While the underlying value of the real estate (of Belk’s retail locations) will be of significant interest (look at the bounce Dillard’s got a couple of years ago when they announced a never completed REIT) the big leverage is in their customer purchase history.

Here are the essential questions to the Belk transaction:

For Strategic Buyers:

  • If the acquirer doesn’t share a lot of markets with Belk, they’re asking “if we convert Belk to our nameplate (think “Macy’s” for instance) in markets where we don’t have a presence today, can we expect Belk sales from the most recent 12 months to stay the same, shrink or grow?  This involves market definitions down to virtually the household level and a detailed examination of buying patterns by price point per merchandise category. Then those households are re-aggregated to create accurate market measurements .  A couple of years ago, without current data analytic capabilities, you really couldn’t even consider doing it.
  • Where there are shared markets, how many of our customers actually also shop Belk? Which of the two do they spend more with? By price point by sku at the household level.  How has this changed in the last year?
  • In each market, how many households have purchased from us in the last ten years?
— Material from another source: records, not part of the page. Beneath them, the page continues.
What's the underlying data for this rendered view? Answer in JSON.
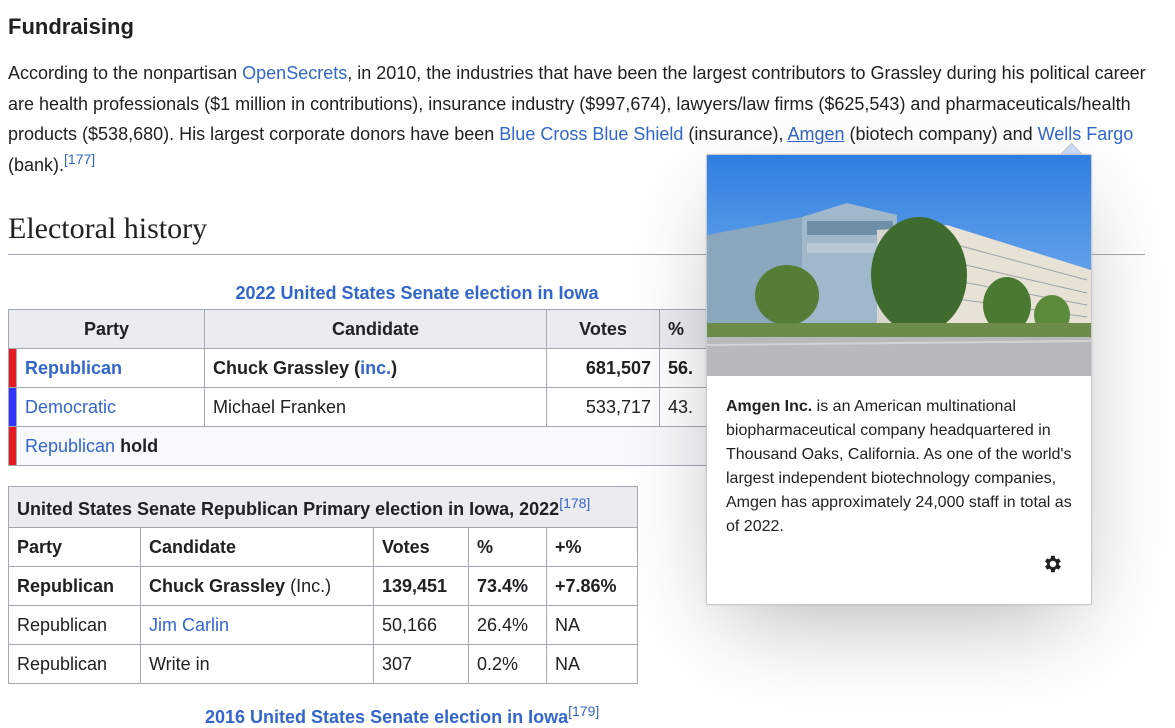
{
  "fundraising": {
    "heading": "Fundraising",
    "p_before_opensecrets": "According to the nonpartisan ",
    "opensecrets_link": "OpenSecrets",
    "p_mid1": ", in 2010, the industries that have been the largest contributors to Grassley during his political career are health professionals ($1 million in contributions), insurance industry ($997,674), lawyers/law firms ($625,543) and pharmaceuticals/health products ($538,680). His largest corporate donors have been ",
    "bcbs_link": "Blue Cross Blue Shield",
    "p_mid2": " (insurance), ",
    "amgen_link": "Amgen",
    "p_mid3": " (biotech company) and ",
    "wells_link": "Wells Fargo",
    "p_end": " (bank).",
    "ref": "[177]"
  },
  "electoral_history": {
    "heading": "Electoral history",
    "table1": {
      "caption": "2022 United States Senate election in Iowa",
      "headers": [
        "Party",
        "Candidate",
        "Votes",
        "%"
      ],
      "rows": [
        {
          "color": "#e81b23",
          "party": "Republican",
          "candidate": "Chuck Grassley",
          "candidate_suffix_pre": " (",
          "inc_link": "inc.",
          "candidate_suffix_post": ")",
          "votes": "681,507",
          "pct": "56."
        },
        {
          "color": "#3333ff",
          "party": "Democratic",
          "candidate": "Michael Franken",
          "votes": "533,717",
          "pct": "43."
        }
      ],
      "hold": {
        "color": "#e81b23",
        "party": "Republican",
        "word": "hold"
      }
    },
    "table2": {
      "caption": "United States Senate Republican Primary election in Iowa, 2022",
      "caption_ref": "[178]",
      "headers": [
        "Party",
        "Candidate",
        "Votes",
        "%",
        "+%"
      ],
      "rows": [
        {
          "party": "Republican",
          "candidate": "Chuck Grassley",
          "candidate_suffix": " (Inc.)",
          "votes": "139,451",
          "pct": "73.4%",
          "change": "+7.86%"
        },
        {
          "party": "Republican",
          "candidate": "Jim Carlin",
          "votes": "50,166",
          "pct": "26.4%",
          "change": "NA"
        },
        {
          "party": "Republican",
          "candidate": "Write in",
          "votes": "307",
          "pct": "0.2%",
          "change": "NA"
        }
      ]
    },
    "table3_caption": "2016 United States Senate election in Iowa",
    "table3_ref": "[179]"
  },
  "popup": {
    "title_bold": "Amgen Inc.",
    "extract": " is an American multinational biopharmaceutical company headquartered in Thousand Oaks, California. As one of the world's largest independent biotechnology companies, Amgen has approximately 24,000 staff in total as of 2022.",
    "settings_icon": "gear-icon"
  }
}
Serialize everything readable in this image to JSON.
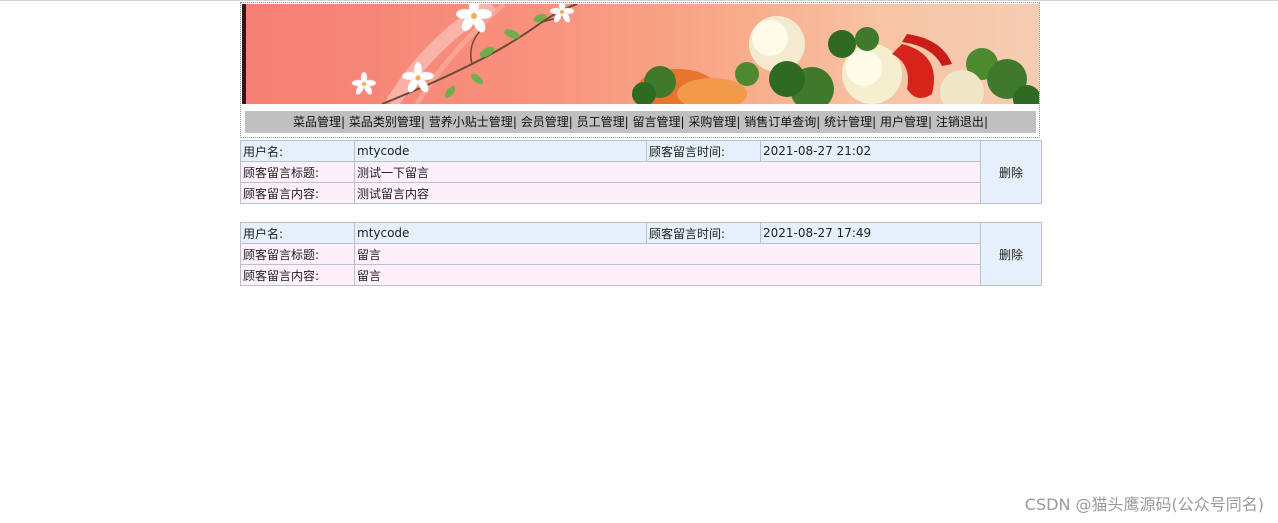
{
  "nav": {
    "items": [
      "菜品管理",
      "菜品类别管理",
      "营养小贴士管理",
      "会员管理",
      "员工管理",
      "留言管理",
      "采购管理",
      "销售订单查询",
      "统计管理",
      "用户管理",
      "注销退出"
    ],
    "separator": "|"
  },
  "messages": [
    {
      "username_label": "用户名:",
      "username": "mtycode",
      "time_label": "顾客留言时间:",
      "time": "2021-08-27 21:02",
      "title_label": "顾客留言标题:",
      "title": "测试一下留言",
      "content_label": "顾客留言内容:",
      "content": "测试留言内容",
      "delete_label": "删除"
    },
    {
      "username_label": "用户名:",
      "username": "mtycode",
      "time_label": "顾客留言时间:",
      "time": "2021-08-27 17:49",
      "title_label": "顾客留言标题:",
      "title": "留言",
      "content_label": "顾客留言内容:",
      "content": "留言",
      "delete_label": "删除"
    }
  ],
  "watermark": "CSDN @猫头鹰源码(公众号同名)",
  "colors": {
    "nav_bg": "#c0c0c0",
    "row_blue": "#e6f0fb",
    "row_pink": "#fdf0fb",
    "banner_left": "#f57f74",
    "banner_right": "#f5cdb3"
  }
}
From them? (Net of moves in and out) By lifestyle, including age, what is our untapped potential, if any, in each market based on our best market experience?  What was the customer acquisition cost in each market by lifestyle in the last twelve months? Has this grown or shrunk?
  • Where penetration is low, is it a mismatch to consumer type, an assortment problem, presence of competition, or other facts? If so what are they?
  • When thinking about CAC, how many transactions does each customer have to make before the gross margin generated produces a breakeven result against the incremental acquisition cost?
  • For existing Belk customers how much spending has shifted, at the household level, to e commerce? Has this increased or decreased each household’s annual spending by market? Lifetime value? By demographic segment at the household level?  Let’s be sure ecommerce sales aren’t mixed into store sales and therefore distort store sales data.
  • How much showrooming is going on at Belk stores? (Compare foot traffic counts to same day in store transactions on an historic basis.)  Is this showrooming going to Belk online or to others? At what mix?

For Private Equity Buyers:

  • What are the trend lines in customer acquisition cost, and the components of lifetime value analyzed separately (annual size of transactions, number and lifetime length) by lifestyle and segment?  What will we do to improve these?
  • Is there enough cost take out to improve EBITDA without significant customer change?
  • What are benchmark comparables for the whole company and the industry for both for brick and mortar penetration in each existing market and  ecommerce?
  • Is there freestanding ecommerce business not associated with stores? Can this profitably be increased?
  • Any way to catch up on ecommerce with the industry? Encourage or discourage showrooming?

Same store sales don’t directly translate into customer metrics and can mask either problems or opportunities.  What are the trend lines in each category?

All of the answers to these questions now exist in the Belk customer data. They can provide a very good snapshot of Belk as it stands today. For strategic buyers, the combination of their customer data with Belk’s reveals a detailed picture.  For the financial buyer, comparing Belk actuals to available comparables describes the probability of a good outcome.

Every business should know the cost – in time and money – to acquire a customer, how much that customer will produce in revenue, and for how long. This gives them the ability to identify customer segments and target acquisition cost, budget for results, and measure performance.

Unfortunately most don’t know the cost of customer acquisition, but we do.

When you partner with Keane Consultants, you get a proven track record of success in bringing costs down and driving win rates up.

 

Contact us at www.keaneconsultants.com or info@keaneconsultants.com (414) 737-3644